Perhaps someone would have sparked the Vols’ comeback, but on this night, it was Miller’s turn. And the lift he provided — 10 points, seven rebounds, including five on the offensive glass, and a blocked shot in 16 minutes — helped lead to a 73-60 win.
If Kennedy and his staff had dug a little deeper, they might, might, have seen something to alert them that Miller was capable of that kind of production. In the Vols’ second game of the season, against ULM, he provided seven points and six boards in 15 minutes. Against Memphis in the Maui Invitational, he went for eight points and four rebounds in 18 minutes. In a loss at College of Charleston, he piled up 13 points and seven rebounds in the first half.
Oddly, it was after that outburst that Miller began to slowly sink to the nether regions of the bench — six minutes against UNC Asheville, three against East Tennessee State, four against The Citadel. And then came the DNPs. In the 15 games before Wednesday night, Miller didn’t play in 10 of them.
“Honestly, (that stretch of not playing) was one of the tougher things I’ve had to go through in my life,” Miller said. “You play the game because you love it, and you don’t want to sit out. Especially when your team loses. You don’t want to sit there and think to yourself, was there something I could do to help us win?”
There were reasons Miller couldn’t get off the bench. Once freshman Jarnell Stokes arrived early last month from Memphis, he gobbled up minutes that could have gone to Miller. Fellow bench denizen Renaldo Woolridge claimed a bit of PT here and there, as did freshman Yemi Makanjuola. And starter Jeronne Maymone, who has become one of the best players in the SEC, didn’t need a lot of rest.

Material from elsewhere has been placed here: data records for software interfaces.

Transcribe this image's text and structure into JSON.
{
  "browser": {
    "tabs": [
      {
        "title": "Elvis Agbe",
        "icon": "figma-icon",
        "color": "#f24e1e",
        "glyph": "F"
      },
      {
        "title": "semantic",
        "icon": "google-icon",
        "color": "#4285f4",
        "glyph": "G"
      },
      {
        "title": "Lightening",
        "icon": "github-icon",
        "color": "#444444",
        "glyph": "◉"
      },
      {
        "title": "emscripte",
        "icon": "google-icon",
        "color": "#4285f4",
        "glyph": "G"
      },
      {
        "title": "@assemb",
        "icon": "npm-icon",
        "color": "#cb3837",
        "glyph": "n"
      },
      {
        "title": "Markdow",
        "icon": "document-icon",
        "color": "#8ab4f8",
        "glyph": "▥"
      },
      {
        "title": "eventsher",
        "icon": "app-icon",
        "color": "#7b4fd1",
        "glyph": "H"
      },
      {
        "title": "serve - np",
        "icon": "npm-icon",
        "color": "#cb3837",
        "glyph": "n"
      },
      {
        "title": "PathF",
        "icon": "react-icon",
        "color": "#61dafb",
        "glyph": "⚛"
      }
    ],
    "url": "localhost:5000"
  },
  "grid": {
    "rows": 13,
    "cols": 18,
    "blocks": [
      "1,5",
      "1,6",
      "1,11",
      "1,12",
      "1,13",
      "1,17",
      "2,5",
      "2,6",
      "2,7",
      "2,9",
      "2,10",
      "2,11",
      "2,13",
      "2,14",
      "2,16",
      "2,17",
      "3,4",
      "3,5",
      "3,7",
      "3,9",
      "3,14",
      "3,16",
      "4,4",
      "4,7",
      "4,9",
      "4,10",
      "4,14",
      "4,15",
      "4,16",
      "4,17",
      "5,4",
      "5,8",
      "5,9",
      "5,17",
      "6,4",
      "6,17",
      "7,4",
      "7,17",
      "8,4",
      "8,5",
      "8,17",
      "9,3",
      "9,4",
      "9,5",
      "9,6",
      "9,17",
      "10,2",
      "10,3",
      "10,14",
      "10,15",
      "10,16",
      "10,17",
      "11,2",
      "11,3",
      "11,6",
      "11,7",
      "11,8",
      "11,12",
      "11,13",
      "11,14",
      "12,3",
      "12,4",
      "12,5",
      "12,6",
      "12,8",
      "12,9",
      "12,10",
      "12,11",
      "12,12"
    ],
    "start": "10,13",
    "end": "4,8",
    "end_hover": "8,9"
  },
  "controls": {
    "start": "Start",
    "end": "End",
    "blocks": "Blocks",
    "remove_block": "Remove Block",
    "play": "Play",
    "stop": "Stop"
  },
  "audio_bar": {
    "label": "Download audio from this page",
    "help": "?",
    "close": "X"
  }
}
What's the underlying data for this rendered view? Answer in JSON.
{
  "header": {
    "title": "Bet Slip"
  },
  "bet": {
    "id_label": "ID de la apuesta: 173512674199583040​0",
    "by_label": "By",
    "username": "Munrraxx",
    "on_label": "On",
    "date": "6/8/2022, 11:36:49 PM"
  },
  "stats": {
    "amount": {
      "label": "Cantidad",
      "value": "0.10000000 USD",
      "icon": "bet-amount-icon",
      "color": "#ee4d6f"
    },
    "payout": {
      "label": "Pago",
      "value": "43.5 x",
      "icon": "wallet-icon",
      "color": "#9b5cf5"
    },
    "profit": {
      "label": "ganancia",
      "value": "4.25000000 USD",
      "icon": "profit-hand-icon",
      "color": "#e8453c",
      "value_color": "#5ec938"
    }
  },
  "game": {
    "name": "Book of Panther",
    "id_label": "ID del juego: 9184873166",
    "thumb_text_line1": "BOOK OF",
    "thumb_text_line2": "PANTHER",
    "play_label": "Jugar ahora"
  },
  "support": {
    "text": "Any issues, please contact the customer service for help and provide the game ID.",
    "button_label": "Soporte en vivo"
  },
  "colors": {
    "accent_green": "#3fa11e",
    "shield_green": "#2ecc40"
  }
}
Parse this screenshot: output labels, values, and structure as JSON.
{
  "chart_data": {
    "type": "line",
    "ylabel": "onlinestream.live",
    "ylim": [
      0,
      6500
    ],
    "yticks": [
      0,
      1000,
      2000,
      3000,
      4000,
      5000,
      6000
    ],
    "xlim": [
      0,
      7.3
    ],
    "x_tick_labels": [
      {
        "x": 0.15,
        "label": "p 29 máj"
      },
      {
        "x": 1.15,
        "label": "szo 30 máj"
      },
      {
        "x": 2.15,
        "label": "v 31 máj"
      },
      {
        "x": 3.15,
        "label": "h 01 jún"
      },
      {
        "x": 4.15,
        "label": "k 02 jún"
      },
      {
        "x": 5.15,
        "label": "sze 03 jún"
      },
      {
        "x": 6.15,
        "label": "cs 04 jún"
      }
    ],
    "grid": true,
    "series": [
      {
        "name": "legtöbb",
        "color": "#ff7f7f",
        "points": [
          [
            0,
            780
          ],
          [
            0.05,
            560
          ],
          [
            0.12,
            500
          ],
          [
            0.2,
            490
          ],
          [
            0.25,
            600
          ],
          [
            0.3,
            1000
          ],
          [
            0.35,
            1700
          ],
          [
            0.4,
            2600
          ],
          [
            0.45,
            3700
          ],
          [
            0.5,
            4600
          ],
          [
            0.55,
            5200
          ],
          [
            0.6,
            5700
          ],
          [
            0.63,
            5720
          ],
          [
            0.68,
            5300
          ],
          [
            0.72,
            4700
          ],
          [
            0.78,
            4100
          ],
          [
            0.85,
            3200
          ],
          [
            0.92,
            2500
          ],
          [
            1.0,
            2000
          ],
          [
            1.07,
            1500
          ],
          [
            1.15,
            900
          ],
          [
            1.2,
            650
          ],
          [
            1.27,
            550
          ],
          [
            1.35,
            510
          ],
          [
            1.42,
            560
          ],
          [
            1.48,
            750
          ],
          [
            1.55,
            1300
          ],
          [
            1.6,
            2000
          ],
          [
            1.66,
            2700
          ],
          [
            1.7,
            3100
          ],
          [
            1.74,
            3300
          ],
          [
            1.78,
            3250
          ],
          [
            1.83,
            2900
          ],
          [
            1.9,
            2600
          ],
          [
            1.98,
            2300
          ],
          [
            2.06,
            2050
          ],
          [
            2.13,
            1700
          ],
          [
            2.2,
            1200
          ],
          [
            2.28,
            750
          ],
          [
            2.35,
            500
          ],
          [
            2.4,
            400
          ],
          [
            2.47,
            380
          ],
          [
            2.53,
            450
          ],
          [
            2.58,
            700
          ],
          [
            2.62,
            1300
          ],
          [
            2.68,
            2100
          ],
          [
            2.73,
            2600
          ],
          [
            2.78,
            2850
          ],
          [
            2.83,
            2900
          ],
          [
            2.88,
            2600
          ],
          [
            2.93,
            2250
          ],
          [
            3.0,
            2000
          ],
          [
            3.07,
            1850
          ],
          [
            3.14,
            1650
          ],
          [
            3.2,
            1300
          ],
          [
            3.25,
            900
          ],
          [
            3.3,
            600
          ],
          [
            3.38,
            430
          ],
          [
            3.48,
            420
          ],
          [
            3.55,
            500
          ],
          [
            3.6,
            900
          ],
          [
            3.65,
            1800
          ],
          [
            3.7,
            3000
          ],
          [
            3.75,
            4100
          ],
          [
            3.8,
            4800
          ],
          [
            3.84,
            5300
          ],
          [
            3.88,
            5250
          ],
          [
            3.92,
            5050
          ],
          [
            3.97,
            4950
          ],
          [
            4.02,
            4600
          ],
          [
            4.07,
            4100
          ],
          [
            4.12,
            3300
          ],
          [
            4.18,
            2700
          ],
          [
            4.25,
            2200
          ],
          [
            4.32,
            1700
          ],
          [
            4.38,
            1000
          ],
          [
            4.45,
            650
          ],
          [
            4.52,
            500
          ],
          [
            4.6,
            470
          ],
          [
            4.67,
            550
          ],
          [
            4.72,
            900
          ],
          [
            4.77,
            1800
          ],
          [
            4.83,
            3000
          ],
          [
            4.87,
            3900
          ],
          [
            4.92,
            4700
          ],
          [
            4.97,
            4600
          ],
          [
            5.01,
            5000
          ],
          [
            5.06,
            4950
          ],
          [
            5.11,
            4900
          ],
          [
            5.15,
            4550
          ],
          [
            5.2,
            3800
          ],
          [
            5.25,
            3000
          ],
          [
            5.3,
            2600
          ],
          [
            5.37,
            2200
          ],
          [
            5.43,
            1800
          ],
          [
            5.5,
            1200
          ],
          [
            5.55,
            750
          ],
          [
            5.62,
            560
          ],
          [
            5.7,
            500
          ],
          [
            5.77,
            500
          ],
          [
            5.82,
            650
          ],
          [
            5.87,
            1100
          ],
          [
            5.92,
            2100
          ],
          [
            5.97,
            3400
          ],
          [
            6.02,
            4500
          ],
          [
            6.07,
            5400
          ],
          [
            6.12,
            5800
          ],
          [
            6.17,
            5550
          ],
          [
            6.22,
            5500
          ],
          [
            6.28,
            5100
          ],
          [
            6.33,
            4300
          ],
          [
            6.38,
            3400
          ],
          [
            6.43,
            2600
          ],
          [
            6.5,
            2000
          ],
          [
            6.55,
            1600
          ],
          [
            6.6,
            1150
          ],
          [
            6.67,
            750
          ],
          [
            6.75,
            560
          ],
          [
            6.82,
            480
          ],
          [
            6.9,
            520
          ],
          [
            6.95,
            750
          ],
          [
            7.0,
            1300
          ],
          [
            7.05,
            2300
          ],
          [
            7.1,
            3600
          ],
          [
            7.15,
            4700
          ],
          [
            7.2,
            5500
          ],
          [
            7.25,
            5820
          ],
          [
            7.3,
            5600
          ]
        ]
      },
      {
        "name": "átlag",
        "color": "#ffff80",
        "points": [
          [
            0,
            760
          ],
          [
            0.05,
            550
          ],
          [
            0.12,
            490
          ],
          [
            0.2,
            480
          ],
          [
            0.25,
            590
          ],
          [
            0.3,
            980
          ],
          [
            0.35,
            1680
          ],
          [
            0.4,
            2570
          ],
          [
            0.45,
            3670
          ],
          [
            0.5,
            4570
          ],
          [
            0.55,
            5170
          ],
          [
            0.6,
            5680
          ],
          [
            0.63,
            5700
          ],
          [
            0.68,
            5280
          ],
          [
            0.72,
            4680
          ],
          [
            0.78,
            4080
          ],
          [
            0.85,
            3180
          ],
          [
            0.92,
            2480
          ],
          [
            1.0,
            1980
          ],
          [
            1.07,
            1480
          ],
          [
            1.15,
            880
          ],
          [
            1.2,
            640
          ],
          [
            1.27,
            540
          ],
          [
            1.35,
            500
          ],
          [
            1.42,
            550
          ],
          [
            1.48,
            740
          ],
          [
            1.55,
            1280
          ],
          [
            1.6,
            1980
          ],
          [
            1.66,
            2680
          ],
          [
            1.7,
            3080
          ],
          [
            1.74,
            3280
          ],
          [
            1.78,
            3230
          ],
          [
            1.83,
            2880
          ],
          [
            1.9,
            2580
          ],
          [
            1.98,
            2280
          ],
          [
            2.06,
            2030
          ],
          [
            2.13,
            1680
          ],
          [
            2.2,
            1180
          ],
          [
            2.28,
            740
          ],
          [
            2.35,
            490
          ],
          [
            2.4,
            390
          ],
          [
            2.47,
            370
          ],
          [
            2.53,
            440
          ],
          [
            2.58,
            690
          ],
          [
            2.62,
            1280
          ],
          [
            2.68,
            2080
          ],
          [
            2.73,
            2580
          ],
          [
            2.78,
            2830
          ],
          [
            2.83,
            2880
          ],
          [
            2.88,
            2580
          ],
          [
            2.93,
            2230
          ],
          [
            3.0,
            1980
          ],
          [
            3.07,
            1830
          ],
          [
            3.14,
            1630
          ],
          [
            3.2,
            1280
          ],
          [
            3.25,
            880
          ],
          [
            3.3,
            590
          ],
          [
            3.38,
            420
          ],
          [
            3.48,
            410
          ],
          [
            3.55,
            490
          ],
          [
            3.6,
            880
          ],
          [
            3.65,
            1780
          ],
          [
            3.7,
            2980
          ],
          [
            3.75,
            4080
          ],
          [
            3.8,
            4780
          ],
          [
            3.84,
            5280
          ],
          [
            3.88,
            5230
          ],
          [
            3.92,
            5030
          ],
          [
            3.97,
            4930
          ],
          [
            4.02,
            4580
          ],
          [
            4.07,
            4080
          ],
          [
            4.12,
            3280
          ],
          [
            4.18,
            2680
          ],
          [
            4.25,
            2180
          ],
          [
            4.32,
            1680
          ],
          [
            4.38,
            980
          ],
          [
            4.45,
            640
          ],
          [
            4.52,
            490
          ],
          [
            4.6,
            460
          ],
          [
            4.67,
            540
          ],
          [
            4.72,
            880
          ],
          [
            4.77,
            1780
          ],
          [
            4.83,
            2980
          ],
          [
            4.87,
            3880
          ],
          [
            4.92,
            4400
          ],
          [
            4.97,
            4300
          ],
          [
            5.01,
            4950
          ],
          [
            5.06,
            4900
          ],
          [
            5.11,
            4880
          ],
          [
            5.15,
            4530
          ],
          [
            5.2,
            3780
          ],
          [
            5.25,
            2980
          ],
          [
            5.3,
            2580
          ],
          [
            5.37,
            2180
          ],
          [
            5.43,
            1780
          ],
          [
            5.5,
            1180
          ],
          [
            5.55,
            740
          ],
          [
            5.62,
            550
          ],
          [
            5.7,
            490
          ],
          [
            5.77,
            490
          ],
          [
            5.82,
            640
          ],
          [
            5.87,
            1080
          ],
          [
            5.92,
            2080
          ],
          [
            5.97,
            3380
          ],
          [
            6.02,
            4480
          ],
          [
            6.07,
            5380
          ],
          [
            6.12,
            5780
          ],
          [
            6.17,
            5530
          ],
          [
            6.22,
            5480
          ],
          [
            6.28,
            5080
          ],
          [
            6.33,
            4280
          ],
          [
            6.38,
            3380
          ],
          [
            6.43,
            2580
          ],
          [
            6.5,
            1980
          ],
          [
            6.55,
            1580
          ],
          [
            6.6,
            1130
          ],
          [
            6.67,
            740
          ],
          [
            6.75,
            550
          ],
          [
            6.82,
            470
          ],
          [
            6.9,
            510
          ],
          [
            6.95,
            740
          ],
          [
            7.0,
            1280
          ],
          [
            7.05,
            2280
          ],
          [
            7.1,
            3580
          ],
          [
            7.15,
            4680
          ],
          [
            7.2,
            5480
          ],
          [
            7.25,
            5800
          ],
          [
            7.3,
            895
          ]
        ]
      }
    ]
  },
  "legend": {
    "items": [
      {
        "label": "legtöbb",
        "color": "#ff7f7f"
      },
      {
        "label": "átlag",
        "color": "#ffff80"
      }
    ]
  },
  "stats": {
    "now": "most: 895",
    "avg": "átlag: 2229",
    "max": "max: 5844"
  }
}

But the biggest reason for Miller’s inability to get into the rotation?
“It was a case of him needing to continue to work to get better,” Martin said.
In Martin speak, that probably means Miller had to get better defensively.
“A lot of times you have to listen to subtle hints,” Miller said. “When you’re not playing, you’ve got to take a look at yourself, to examine yourself.”
Miller has some skills. He’s a good face-up shooter, a solid offensive rebounder and he can block shots. Despite his limited minutes, he’s led the Vols in blocks three times this season. But blocks aren’t necessarily a reliable indicator of good defensive play.
Once Miller proved to Martin he could defend, and after the suspension of former starting forward Kenny Hall, Miller got his chance.
“One thing I told Dwight is just stick with it and continue to work,” Martin said. “This (game) is just a result of being consistent and not giving up. I’m happy to see this for him.”
The media was happy to see it, too. Miller was the last of five Tennessee players to leave the postgame interview room. The native of the Bahamas is well spoken, a good quote who clearly spends a lot of time thinking about basketball. He even writes a blog on Tennessee's athletics department Web site.
“This was rewarding tonight,” Miller said. “But it’ll be more rewarding if I could stay consistent and continue to get minutes. One of the goals I have on my wall is I want to start in a Division I college basketball game at some point.
“That’s something I always wake up in the morning and try to work toward. That would make me very happy.”